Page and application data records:
##############################
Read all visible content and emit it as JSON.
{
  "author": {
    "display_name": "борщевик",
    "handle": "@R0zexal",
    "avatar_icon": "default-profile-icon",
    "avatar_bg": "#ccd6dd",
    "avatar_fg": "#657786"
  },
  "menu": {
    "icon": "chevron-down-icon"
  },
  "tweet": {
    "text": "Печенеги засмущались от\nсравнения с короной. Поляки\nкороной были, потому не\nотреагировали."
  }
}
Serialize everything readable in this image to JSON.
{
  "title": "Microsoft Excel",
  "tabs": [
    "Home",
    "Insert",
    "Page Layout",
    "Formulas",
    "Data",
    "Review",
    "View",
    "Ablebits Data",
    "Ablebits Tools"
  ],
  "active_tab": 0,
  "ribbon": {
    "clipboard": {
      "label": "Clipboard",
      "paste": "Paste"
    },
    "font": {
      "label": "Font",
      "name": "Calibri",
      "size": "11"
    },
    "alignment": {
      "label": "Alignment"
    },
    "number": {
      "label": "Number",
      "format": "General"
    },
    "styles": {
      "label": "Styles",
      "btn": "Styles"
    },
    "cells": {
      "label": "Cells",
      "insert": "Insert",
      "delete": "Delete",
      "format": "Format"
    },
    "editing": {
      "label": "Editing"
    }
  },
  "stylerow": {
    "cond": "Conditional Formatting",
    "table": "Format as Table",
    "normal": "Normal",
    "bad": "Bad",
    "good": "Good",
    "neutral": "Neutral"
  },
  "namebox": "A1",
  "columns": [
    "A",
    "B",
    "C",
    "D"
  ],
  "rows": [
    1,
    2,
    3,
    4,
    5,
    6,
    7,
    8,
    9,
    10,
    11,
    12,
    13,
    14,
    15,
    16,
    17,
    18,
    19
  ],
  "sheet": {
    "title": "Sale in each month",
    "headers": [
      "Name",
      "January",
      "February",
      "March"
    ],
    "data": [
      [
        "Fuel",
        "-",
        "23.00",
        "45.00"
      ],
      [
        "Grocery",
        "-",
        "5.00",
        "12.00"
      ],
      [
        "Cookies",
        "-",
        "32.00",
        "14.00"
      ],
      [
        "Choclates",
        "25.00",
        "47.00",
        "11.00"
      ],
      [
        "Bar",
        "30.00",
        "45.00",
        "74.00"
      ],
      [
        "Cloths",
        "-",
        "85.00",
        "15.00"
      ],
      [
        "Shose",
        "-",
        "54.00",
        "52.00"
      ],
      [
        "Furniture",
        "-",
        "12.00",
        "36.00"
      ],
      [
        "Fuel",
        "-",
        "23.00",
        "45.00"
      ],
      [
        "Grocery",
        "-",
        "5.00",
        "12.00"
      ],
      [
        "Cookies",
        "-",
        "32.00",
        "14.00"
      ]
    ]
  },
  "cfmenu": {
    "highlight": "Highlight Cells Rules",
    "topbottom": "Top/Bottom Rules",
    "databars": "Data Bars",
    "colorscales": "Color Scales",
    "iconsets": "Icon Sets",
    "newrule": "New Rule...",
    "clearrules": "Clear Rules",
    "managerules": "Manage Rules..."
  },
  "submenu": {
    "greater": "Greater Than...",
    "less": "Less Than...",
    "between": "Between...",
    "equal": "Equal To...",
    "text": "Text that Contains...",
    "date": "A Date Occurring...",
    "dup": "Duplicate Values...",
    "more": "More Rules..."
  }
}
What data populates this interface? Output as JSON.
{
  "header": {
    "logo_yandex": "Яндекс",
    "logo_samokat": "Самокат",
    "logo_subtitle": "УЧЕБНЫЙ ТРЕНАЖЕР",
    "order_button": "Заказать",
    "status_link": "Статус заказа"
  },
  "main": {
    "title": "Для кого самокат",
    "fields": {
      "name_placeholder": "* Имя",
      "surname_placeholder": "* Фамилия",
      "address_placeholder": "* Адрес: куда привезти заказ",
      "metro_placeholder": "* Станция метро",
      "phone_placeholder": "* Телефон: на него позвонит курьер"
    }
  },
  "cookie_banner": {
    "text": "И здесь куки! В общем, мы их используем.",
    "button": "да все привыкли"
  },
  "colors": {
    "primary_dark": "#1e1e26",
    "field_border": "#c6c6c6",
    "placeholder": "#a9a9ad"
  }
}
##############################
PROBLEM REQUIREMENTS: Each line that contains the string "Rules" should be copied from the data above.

THE COMPLETED TASK:
    "highlight": "Highlight Cells Rules",
    "topbottom": "Top/Bottom Rules",
    "clearrules": "Clear Rules",
    "managerules": "Manage Rules..."
    "more": "More Rules..."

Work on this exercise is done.